For those all-in on organic and fresh products, this new convenience store approach could be a definite boon. I would find myself in this camp, enjoying the choice of kombucha and a hemp chia bar on the drive up North for a weekend in the woods. But, isn’t there something special to the traditional product offerings at convenience stores? I find myself using the limitation of selection as an excuse to buy something I never usually would. To see if I was alone in this, I asked several Ultralites what they buy at convenience stores on the regular versus what is special, and what are those circumstances surrounding them? And, what is not at convenience stores today that they would like to see?
Typical items purchased on the regular at conveniencestores: Powerade or Gatorade, water, lotto ticket.

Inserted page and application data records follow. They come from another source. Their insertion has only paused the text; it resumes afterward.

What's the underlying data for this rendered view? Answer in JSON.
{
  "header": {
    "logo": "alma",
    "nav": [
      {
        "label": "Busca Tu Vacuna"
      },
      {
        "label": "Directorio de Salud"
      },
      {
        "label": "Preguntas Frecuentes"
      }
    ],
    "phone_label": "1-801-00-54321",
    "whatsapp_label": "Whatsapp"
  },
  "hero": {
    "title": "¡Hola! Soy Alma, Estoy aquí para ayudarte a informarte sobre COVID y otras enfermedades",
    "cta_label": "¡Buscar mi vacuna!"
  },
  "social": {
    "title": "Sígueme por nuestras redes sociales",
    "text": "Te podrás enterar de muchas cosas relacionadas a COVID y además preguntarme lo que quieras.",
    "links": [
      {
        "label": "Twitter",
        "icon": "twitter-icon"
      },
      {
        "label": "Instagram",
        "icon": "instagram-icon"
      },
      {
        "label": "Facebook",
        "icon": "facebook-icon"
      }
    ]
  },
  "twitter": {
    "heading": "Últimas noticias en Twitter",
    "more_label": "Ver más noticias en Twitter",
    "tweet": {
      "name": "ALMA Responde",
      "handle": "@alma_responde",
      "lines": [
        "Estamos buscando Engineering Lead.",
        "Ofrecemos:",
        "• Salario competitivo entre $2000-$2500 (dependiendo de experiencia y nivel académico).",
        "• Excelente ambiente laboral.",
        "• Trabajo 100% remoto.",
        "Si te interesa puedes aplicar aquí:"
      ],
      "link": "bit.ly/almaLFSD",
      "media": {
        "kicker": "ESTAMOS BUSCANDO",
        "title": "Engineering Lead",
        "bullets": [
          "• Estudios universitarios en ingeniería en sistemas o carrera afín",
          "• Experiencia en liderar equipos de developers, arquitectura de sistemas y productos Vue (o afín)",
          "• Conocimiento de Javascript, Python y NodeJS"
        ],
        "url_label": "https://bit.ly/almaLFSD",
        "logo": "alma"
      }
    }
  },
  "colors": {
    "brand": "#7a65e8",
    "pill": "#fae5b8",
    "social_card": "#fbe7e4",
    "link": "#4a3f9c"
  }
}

Typical items purchased as a treat, with almost all commenting these were purchased only for road trips: fountain soda, Rice Krispie treat,licorice, Combos, beef jerky, donuts, Twizzlers, Pringles, Cheddar Potato Skins.As one Ultralite said: “Road trips are an excuse for me to eat whatever garbage catches my eye!”

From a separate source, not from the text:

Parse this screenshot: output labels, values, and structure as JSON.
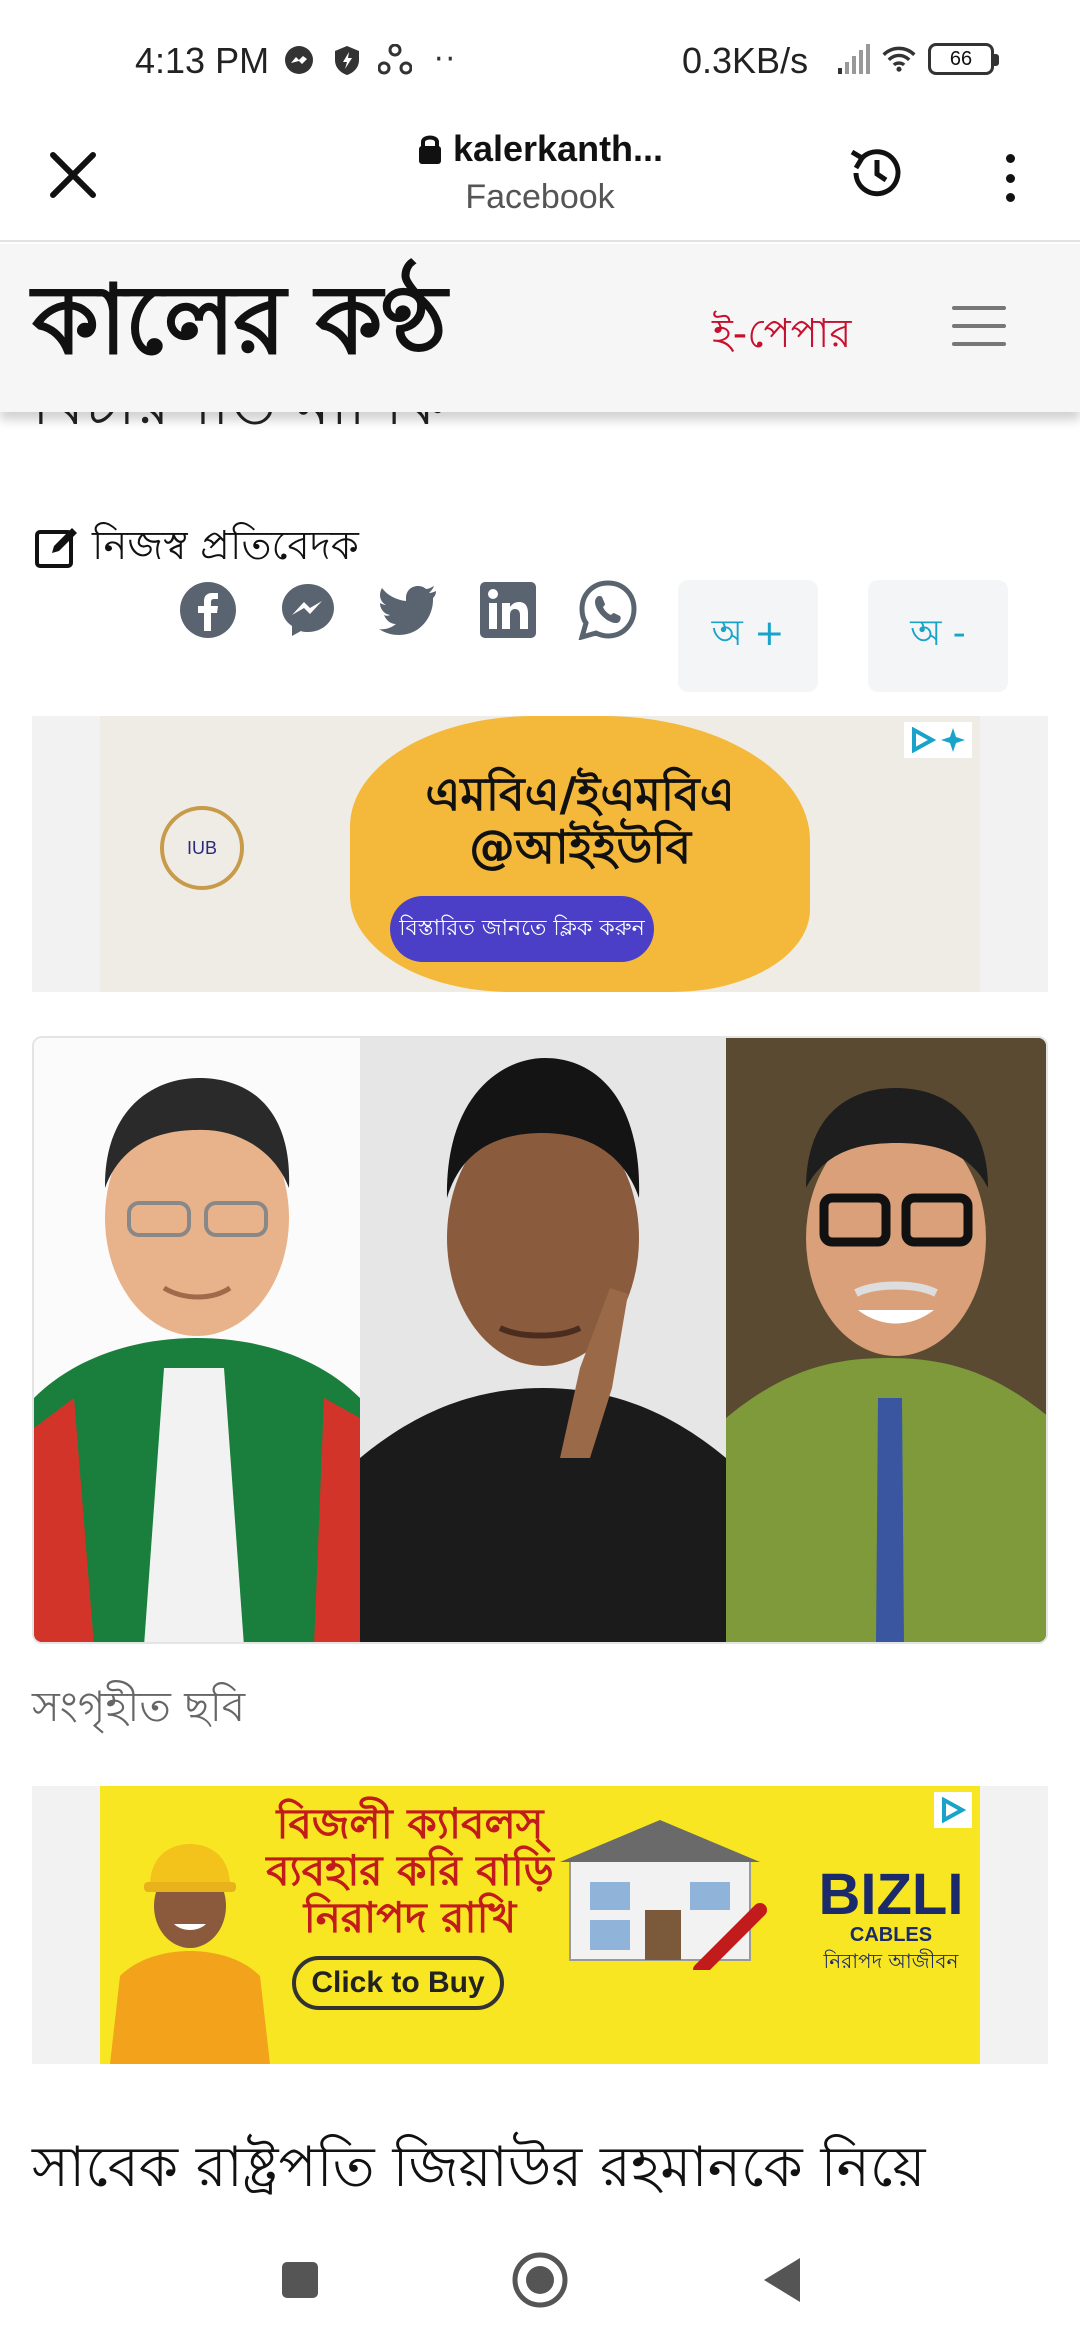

Items Ultralites said they wished convenience stores had more of: fresh fruit, chopped vegetables with dips and hummus, better bakery items, gourmet cheeses, better-for-you brands like Way Better or Boom ChickaPop. One commented they wish all of these fresher items were available but, “I’m always uneasy about buying “fresh” food at convenience stores because I don’t know where they come from. I don’t trust their freshness.”
From this small but pretty consistent sample of responses,convenience stores are perceived as best for the beverages on the perimeter of the store. Items within the store – the less-than-great for you snacks – get a second look when confined to road trips and limited options elsewhere. In almost all of the responses, there was a sense of delight in using road trips as an excuse to buy pre-packaged goods.And while more people would like to see fresh fruits, vegetables and otheritems, freshness was called into question.
KUM AND GO
Kum and Go, a client of ours, has made gains in the freshness perception of their stores. A few years ago, they observed that while their stores were a stop to purchase gas and grab a snack, they were also a destination each morning for people to buy their coffee on their way to work. Additionally,the local workforce was coming in during on weekdays to buy their lunches and afternoon snacks. While convenience is greens fees, they found ease was not enough. No longer were the pre-packaged egg salad sandwiches a viable option – these consumers wanted hot delicious pizza, fresh salads, and sandwiches made from ingredients that were sliced,chopped and assembled that day. So they invested millions of dollars to upgrade their stores, create a consistent experience and match the store designs to the quality of the food they were offering. All of this has made for a much better brand experience for the consumer.
Freshness, health, convenience – all needs of consumers who are trying to pack in as much as they can to their days and lives. Each of the companies we’ve touched on here are tackling this in different ways, and it will be interesting to see how consumers respond, and ultimately, how to define the role of the convenience store in their lives.